The minimum wage provision received reluctant support from the White House. Spokesman Josh Earnest called the provision “mean-spirited” in a press conference Thursday, when the deal was announced, but said the administration was willing to compromise with the House Republicans in order to restructure Puerto Rico’s debt. The island’s government is deep in the red, and must come up with $2 billion by July 1.
“It would be pretty hard for anybody to explain how exactly a 19-year-old Puerto Rican who’s making minimum wage is somehow responsible for the situation or should be punished as a result of this situation,” Earnest said. “But the president has made assisting Puerto Rico and addressing their challenging economic situation a top priority, and sometimes getting bipartisan progress in Congress requires supporting legislation that’s not perfect.”
The proposal comes as minimum wages are increasing in jurisdictions around the country.
The White House supports increasing the federal minimum wage to $12 an hour. Local policymakers have gone farther. Laws passed earlier this year in California and New York, for example, will raise the minimum wage in those states to $15 an hour.

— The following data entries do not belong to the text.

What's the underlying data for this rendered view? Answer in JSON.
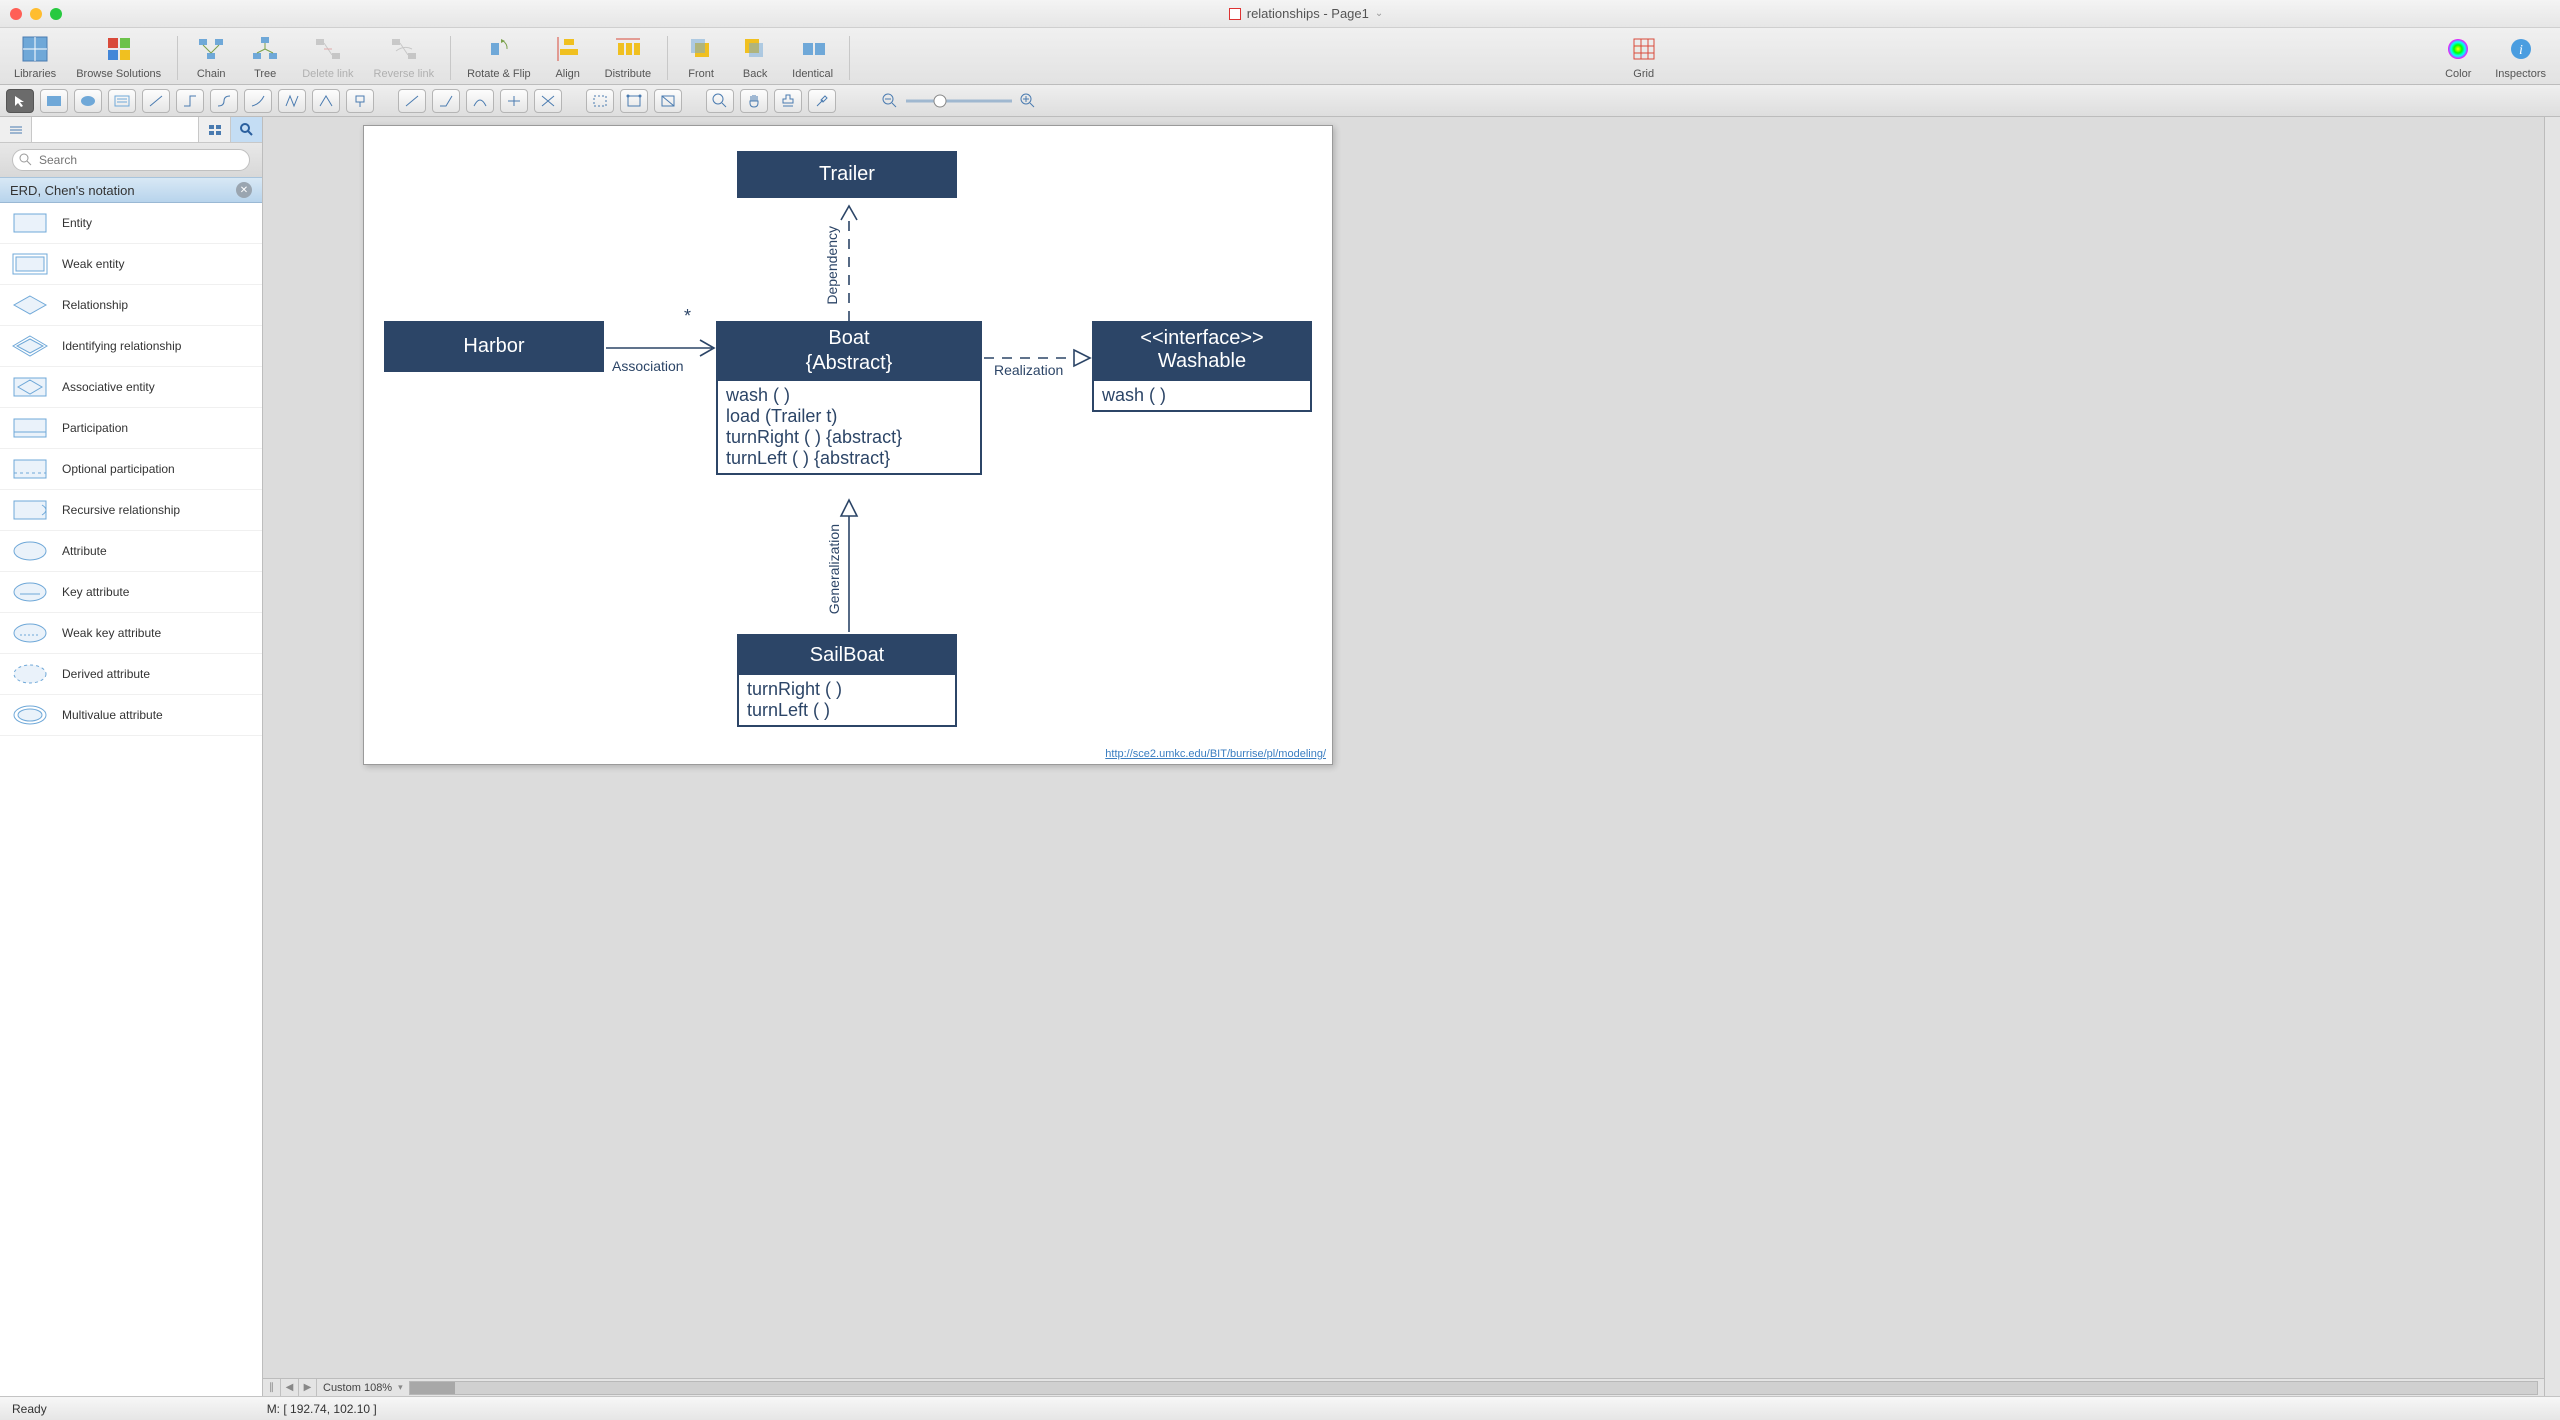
{
  "window": {
    "title": "relationships - Page1"
  },
  "toolbar": {
    "libraries": "Libraries",
    "browse_solutions": "Browse Solutions",
    "chain": "Chain",
    "tree": "Tree",
    "delete_link": "Delete link",
    "reverse_link": "Reverse link",
    "rotate_flip": "Rotate & Flip",
    "align": "Align",
    "distribute": "Distribute",
    "front": "Front",
    "back": "Back",
    "identical": "Identical",
    "grid": "Grid",
    "color": "Color",
    "inspectors": "Inspectors"
  },
  "search": {
    "placeholder": "Search"
  },
  "section": {
    "title": "ERD, Chen's notation"
  },
  "shapes": [
    "Entity",
    "Weak entity",
    "Relationship",
    "Identifying relationship",
    "Associative entity",
    "Participation",
    "Optional participation",
    "Recursive relationship",
    "Attribute",
    "Key attribute",
    "Weak key attribute",
    "Derived attribute",
    "Multivalue attribute"
  ],
  "diagram": {
    "trailer": {
      "title": "Trailer"
    },
    "harbor": {
      "title": "Harbor"
    },
    "boat": {
      "title": "Boat",
      "subtitle": "{Abstract}",
      "ops": [
        "wash ( )",
        "load (Trailer t)",
        "turnRight ( ) {abstract}",
        "turnLeft ( ) {abstract}"
      ]
    },
    "washable": {
      "stereotype": "<<interface>>",
      "title": "Washable",
      "ops": [
        "wash ( )"
      ]
    },
    "sailboat": {
      "title": "SailBoat",
      "ops": [
        "turnRight ( )",
        "turnLeft ( )"
      ]
    },
    "labels": {
      "dependency": "Dependency",
      "association": "Association",
      "star": "*",
      "realization": "Realization",
      "generalization": "Generalization"
    },
    "footer_link": "http://sce2.umkc.edu/BIT/burrise/pl/modeling/"
  },
  "bottom": {
    "zoom": "Custom 108%"
  },
  "status": {
    "ready": "Ready",
    "mouse": "M: [ 192.74, 102.10 ]"
  }
}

Harvard's Freeman argued that what's most important for Puerto Rico is finding a way to relieve the government of its debt. That is the main focus of the negotiations in Congress -- so that Puerto Rico isn't forced to sacrifice needed public services or impose onerous new taxes in order to pay what it owes.
"An austerity driven policy fails, period." Freeman said. "What I would want to see is that there’s some serious relief for the debt."